[Data excerpts — start]
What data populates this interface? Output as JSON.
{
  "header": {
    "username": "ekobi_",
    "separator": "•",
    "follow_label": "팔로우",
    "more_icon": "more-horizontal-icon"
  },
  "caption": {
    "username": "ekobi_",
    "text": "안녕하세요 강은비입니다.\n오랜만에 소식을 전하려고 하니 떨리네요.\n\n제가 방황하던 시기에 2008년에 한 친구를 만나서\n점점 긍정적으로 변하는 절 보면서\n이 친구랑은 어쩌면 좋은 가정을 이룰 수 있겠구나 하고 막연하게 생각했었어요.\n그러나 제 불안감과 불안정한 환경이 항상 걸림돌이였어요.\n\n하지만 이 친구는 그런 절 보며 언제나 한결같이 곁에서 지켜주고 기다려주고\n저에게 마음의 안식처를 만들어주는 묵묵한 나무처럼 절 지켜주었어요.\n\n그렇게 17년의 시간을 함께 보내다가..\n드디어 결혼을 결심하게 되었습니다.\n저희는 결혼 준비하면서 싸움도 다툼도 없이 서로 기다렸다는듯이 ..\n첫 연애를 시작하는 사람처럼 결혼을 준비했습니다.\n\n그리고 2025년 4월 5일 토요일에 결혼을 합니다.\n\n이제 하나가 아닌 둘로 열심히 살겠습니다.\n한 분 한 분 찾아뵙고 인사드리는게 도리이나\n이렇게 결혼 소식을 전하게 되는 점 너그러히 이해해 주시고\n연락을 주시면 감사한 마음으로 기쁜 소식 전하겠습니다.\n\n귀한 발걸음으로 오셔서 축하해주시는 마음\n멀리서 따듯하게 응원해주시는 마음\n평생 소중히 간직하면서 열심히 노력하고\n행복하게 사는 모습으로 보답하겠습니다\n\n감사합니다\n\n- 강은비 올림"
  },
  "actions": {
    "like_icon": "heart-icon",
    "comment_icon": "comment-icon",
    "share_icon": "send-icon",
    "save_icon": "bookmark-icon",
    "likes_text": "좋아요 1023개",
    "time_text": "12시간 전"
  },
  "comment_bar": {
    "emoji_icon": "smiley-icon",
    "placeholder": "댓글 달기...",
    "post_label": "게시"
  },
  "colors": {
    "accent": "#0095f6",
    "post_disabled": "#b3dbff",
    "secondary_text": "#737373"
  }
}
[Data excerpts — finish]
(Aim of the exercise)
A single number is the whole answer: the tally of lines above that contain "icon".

(Response area)
6